But a win in his home state is unlikely to revitalize his campaign, and even there the trend is running the wrong direction. He needs more, and it’s hard to see where he gets it at this point. Also, he’s not polling anywhere close to high enough to hit the 50% threshold for winner-take-all status, which means that Trump and/or Rubio is likely to rack up a fair amount of delegates here as well. None of the other Super Tuesday states where he’s polling well have recent enough polls to be reliable. Super Tuesday simply isn’t looking good for him.
Rubio came very close to his second-best scenario. The finish order wasn’t quite what I laid out yesterday (Kasich couldn’t beat out Bush) but the end result was what Rubio needed: Jeb out of the race.
Rubio gets Bush’s donors… or does he? There are reports that the Republican megadonors are gun shy after seeing how little their money did for Jeb. Some are saying that they plan to sit out the rest of the race. Others are merely reluctant and may eventually cut Rubio his checks.
And Rubio get’s Bush’s voters, right? Well… maybe not. It’s unclear where they go, but it seems to be a given that they won’t go 100% to Rubio. A USA Today/Suffolk poll shows them actually going heaviest for Kasich – and both Trump and Cruz do nearly as well as Rubio. That’s just not enough for Rubio, in the end.
Still, this was about as well as Rubio could’ve reasonably expected to do this weekend.

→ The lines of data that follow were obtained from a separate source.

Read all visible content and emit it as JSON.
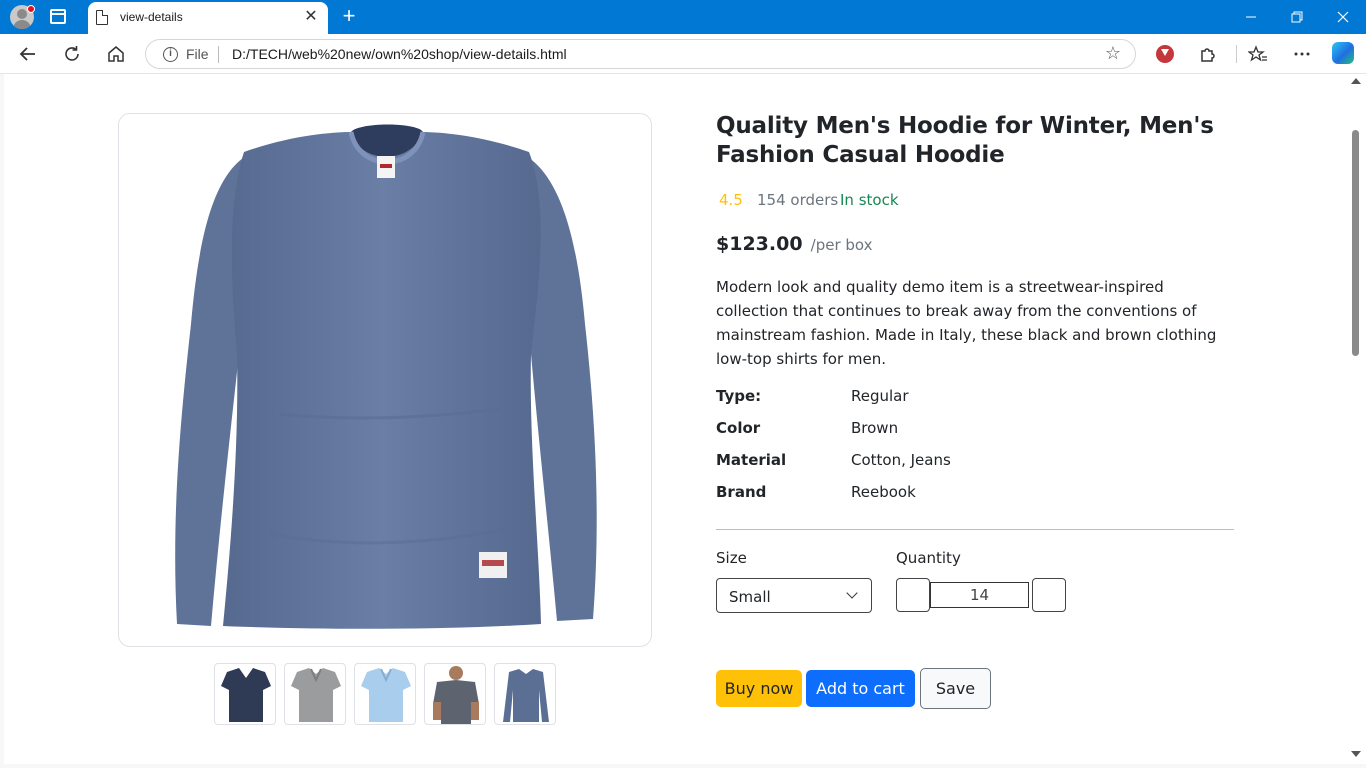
{
  "browser": {
    "tab_title": "view-details",
    "file_label": "File",
    "url": "D:/TECH/web%20new/own%20shop/view-details.html",
    "tab_close_glyph": "✕",
    "new_tab_glyph": "+"
  },
  "product": {
    "title": "Quality Men's Hoodie for Winter, Men's Fashion Casual Hoodie",
    "rating": "4.5",
    "orders": "154 orders",
    "stock": "In stock",
    "price": "$123.00",
    "price_unit": "/per box",
    "description": "Modern look and quality demo item is a streetwear-inspired collection that continues to break away from the conventions of mainstream fashion. Made in Italy, these black and brown clothing low-top shirts for men.",
    "specs": [
      {
        "key": "Type:",
        "value": "Regular"
      },
      {
        "key": "Color",
        "value": "Brown"
      },
      {
        "key": "Material",
        "value": "Cotton, Jeans"
      },
      {
        "key": "Brand",
        "value": "Reebook"
      }
    ],
    "size_label": "Size",
    "size_value": "Small",
    "quantity_label": "Quantity",
    "quantity_value": "14",
    "buy_label": "Buy now",
    "cart_label": "Add to cart",
    "save_label": "Save"
  },
  "thumbnails": [
    {
      "name": "navy-vneck-tshirt",
      "color": "#2f3b55"
    },
    {
      "name": "grey-polo",
      "color": "#9a9c9e"
    },
    {
      "name": "light-blue-polo",
      "color": "#a9cdec"
    },
    {
      "name": "man-grey-polo",
      "color": "#5d6470"
    },
    {
      "name": "blue-longsleeve",
      "color": "#5b6f95"
    }
  ],
  "colors": {
    "accent_blue": "#0d6efd",
    "buy_yellow": "#ffc107",
    "stock_green": "#198754",
    "rating_yellow": "#ffc107",
    "shirt_blue": "#6a7ea6",
    "chrome_blue": "#0078d4"
  },
  "icons": {
    "back": "back-arrow-icon",
    "refresh": "refresh-icon",
    "home": "home-icon",
    "favorite": "star-icon",
    "extensions": "puzzle-icon",
    "favorites_bar": "favorites-icon",
    "menu": "more-icon"
  }
}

And what can we say about Donald Trump? He got the best win order he could’ve hoped for. But Jeb still dropped out and that’s not great for him. On the other hand, it’s not as terrible as many make it out to be. For one, see above about Jeb’s voters. For another, though, it’s one more challenger gone. In a way, it’s very like a reality show: each round, you want to not be the guy voted off the island, and this is one more round that Trump survived – and held onto his lead.
He also managed to pull of something I absolutely didn’t expect: he very well might have won all of South Carolina’s delegates. And if not, he got very nearly all of them. That’s 4% of the delegates needed to win all in one go, and that’s definitely a good night for him. Also, the media is very much solidifying on the “Trump is front runner” narrative. That’s also good for him. Ignore the cross tabs. At the end of the day, everyone wants to root for either the underdog or the winner. Trump can make a reasonable claim now at both.
Also, both Cruz and Rubio did well enough to keep them in the race a while longer. And the only thing better for Trump than both of them dropping out is both of them staying in. The Republican Nevada Caucus is tomorrow, and although the polling there is likely to still be sketchy it’s also looking very good for him. He’s got room for Cruz and Rubio to both overperform and still not be able to touch him. The only way Nevada is even news tomorrow is if Trump doesn’t win.
Otherwise, he’s looking strong going into Super Tuesday next week. Massachusetts looks terrific for him, and Georgia, Minnesota and Oklahoma are all looking good.
FiveThirtyEight.com shows Virginia looking rough for him in their polls-plus model – but their polls-only model shows it looking quite good for him, and so far this cycle it seems to have been the better predictor. Virginia is commonly thought of as the hardest state to get on the primary ballot for, due to the number of signatures involved. Trump was the first candidate to file. We can thus expect his organization and ground game there to be one of the better ones he has, and that will help him.
Texas is honestly looking good for Cruz… but not so good that he can afford to ignore it. And the Texas polls are a month out of date now. Don’t be surprised if they change between now and Super Tuesday.
TL;DR: Both Clinton and Sanders did well but neither did as well as they’d have liked. Cruz had a bad night. Rubio had a good night, but probably not good enough. Trump’s night wasn’t absolutely perfect… but was pretty darn close.